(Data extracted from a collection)
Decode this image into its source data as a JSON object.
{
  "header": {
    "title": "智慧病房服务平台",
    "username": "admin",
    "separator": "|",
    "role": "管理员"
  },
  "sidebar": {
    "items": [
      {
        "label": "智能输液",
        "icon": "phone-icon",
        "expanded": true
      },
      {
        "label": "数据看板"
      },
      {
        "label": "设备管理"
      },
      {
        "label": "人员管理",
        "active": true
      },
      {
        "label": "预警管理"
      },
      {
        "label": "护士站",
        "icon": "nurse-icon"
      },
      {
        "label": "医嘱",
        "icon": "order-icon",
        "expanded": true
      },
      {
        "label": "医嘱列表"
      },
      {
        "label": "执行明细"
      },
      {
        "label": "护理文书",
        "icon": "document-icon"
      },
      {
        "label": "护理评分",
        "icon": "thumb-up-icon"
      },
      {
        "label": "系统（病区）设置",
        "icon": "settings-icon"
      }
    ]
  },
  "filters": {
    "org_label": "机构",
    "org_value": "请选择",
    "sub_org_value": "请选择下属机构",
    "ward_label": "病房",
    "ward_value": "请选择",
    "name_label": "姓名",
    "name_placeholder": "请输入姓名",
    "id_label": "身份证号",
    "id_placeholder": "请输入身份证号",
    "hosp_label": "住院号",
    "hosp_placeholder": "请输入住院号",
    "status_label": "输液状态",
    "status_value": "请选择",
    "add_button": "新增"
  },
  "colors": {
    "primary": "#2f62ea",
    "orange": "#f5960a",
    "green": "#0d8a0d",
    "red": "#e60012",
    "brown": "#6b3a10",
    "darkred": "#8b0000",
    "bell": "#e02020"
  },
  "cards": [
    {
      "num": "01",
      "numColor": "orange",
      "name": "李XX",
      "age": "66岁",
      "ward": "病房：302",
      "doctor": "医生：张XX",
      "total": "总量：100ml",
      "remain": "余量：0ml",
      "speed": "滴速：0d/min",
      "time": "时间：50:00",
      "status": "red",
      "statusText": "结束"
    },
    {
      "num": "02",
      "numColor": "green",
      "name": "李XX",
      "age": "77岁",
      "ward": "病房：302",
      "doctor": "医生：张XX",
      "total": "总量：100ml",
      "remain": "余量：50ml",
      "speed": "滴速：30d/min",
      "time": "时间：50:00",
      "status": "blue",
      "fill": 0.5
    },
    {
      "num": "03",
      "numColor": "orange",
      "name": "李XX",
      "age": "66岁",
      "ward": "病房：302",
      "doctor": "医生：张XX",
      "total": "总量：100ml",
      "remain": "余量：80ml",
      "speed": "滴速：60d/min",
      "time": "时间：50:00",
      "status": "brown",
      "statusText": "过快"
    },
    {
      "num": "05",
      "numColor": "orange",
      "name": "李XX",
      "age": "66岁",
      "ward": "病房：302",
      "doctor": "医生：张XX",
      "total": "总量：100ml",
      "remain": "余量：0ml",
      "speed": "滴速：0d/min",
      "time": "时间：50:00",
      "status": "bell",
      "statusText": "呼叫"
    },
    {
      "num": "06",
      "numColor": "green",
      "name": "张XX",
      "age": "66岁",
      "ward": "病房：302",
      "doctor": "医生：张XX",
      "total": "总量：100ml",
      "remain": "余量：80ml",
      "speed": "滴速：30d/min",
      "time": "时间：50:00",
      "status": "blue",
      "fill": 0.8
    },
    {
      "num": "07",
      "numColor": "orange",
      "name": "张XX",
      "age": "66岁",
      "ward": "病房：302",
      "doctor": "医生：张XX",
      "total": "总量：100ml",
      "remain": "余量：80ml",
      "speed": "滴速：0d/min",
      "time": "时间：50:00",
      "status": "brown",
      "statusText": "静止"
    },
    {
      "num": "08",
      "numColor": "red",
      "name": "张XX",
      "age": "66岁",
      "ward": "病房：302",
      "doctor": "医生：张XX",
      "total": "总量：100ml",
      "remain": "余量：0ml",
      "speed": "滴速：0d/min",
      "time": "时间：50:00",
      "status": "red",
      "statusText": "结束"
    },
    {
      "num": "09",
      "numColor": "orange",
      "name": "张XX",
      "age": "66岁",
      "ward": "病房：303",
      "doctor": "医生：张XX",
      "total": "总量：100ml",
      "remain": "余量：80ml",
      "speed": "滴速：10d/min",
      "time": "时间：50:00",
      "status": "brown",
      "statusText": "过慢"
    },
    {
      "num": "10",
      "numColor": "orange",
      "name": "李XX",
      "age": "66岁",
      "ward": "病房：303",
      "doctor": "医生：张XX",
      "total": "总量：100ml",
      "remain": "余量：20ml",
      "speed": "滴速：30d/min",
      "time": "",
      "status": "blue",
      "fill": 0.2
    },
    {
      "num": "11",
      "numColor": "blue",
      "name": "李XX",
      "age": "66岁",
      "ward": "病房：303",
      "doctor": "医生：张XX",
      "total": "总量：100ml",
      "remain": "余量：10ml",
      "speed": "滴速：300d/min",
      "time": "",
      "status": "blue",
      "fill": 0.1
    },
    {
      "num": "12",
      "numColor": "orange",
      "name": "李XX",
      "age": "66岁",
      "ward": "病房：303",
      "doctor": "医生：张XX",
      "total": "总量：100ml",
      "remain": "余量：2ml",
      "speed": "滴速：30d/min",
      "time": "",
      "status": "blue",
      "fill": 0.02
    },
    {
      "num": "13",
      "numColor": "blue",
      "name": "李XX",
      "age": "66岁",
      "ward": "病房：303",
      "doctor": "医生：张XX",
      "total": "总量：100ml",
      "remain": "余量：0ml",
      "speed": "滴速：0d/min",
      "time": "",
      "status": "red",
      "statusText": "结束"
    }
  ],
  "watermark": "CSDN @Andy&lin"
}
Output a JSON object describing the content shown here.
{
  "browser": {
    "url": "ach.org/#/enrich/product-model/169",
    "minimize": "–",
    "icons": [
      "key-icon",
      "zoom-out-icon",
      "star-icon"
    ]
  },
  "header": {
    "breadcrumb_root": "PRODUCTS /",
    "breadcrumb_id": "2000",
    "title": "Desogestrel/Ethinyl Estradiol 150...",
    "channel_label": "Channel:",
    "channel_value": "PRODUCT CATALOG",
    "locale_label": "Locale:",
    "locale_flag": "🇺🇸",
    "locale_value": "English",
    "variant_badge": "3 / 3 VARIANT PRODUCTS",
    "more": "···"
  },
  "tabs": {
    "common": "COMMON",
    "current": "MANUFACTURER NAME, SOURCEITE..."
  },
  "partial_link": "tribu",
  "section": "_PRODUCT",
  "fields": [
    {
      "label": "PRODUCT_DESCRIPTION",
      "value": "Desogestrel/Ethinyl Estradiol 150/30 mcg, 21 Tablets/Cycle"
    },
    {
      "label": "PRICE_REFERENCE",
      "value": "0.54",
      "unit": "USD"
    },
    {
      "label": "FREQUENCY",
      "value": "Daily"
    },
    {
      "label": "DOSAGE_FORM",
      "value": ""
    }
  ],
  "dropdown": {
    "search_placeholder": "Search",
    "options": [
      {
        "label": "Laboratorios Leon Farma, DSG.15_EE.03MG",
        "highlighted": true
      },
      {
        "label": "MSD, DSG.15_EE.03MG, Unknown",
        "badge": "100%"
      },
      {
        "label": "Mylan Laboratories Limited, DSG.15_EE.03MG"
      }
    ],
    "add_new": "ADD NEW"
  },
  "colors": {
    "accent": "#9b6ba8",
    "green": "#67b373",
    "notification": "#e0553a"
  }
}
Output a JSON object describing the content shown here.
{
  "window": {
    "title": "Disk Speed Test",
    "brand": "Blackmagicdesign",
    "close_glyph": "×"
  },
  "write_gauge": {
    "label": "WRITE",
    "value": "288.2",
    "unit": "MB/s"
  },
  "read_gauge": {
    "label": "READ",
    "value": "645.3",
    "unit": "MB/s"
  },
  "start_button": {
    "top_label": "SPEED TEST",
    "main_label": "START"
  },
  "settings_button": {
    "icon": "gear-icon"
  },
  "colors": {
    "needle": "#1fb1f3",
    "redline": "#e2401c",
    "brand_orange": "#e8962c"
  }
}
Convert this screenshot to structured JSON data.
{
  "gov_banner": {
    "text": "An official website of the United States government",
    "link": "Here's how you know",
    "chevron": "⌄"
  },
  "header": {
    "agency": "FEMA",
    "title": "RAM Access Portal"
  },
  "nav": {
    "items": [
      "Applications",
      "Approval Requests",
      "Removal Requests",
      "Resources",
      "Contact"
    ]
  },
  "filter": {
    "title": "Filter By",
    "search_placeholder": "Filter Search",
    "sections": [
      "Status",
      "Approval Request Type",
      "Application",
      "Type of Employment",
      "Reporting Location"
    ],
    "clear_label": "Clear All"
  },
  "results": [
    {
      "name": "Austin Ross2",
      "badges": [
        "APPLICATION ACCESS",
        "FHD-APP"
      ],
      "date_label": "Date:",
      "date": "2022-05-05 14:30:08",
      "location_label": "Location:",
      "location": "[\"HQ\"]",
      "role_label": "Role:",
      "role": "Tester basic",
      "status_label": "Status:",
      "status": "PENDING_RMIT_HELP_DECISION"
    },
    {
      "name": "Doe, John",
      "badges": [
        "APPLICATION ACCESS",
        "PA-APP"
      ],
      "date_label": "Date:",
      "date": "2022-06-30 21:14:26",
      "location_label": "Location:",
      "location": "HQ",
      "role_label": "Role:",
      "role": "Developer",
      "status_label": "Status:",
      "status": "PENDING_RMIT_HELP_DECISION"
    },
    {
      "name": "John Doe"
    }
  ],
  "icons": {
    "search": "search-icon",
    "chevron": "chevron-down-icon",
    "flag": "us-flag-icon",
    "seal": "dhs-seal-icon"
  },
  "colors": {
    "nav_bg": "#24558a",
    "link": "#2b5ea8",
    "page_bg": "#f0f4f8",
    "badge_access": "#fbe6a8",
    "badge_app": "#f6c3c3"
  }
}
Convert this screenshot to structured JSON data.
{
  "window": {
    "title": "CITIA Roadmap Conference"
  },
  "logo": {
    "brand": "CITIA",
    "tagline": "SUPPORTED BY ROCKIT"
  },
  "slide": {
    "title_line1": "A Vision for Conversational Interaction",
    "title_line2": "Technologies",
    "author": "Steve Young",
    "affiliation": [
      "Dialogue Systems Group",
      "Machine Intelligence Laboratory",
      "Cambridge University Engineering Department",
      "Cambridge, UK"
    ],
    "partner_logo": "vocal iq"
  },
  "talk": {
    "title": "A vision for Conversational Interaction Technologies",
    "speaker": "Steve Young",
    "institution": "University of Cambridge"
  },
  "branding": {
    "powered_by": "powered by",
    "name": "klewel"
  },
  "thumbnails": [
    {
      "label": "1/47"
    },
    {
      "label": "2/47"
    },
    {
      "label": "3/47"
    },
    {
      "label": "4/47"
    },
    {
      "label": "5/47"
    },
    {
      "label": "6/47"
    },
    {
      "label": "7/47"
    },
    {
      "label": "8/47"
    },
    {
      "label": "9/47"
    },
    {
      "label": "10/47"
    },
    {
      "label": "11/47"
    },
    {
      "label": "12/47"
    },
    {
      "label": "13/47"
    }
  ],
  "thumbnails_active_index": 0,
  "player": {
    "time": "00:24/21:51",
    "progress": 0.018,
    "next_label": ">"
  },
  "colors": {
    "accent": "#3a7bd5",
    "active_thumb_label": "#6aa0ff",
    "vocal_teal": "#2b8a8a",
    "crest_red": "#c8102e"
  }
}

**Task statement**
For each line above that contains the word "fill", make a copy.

**Solution for this problem**
      "fill": 0.5
      "fill": 0.8
      "fill": 0.2
      "fill": 0.1
      "fill": 0.02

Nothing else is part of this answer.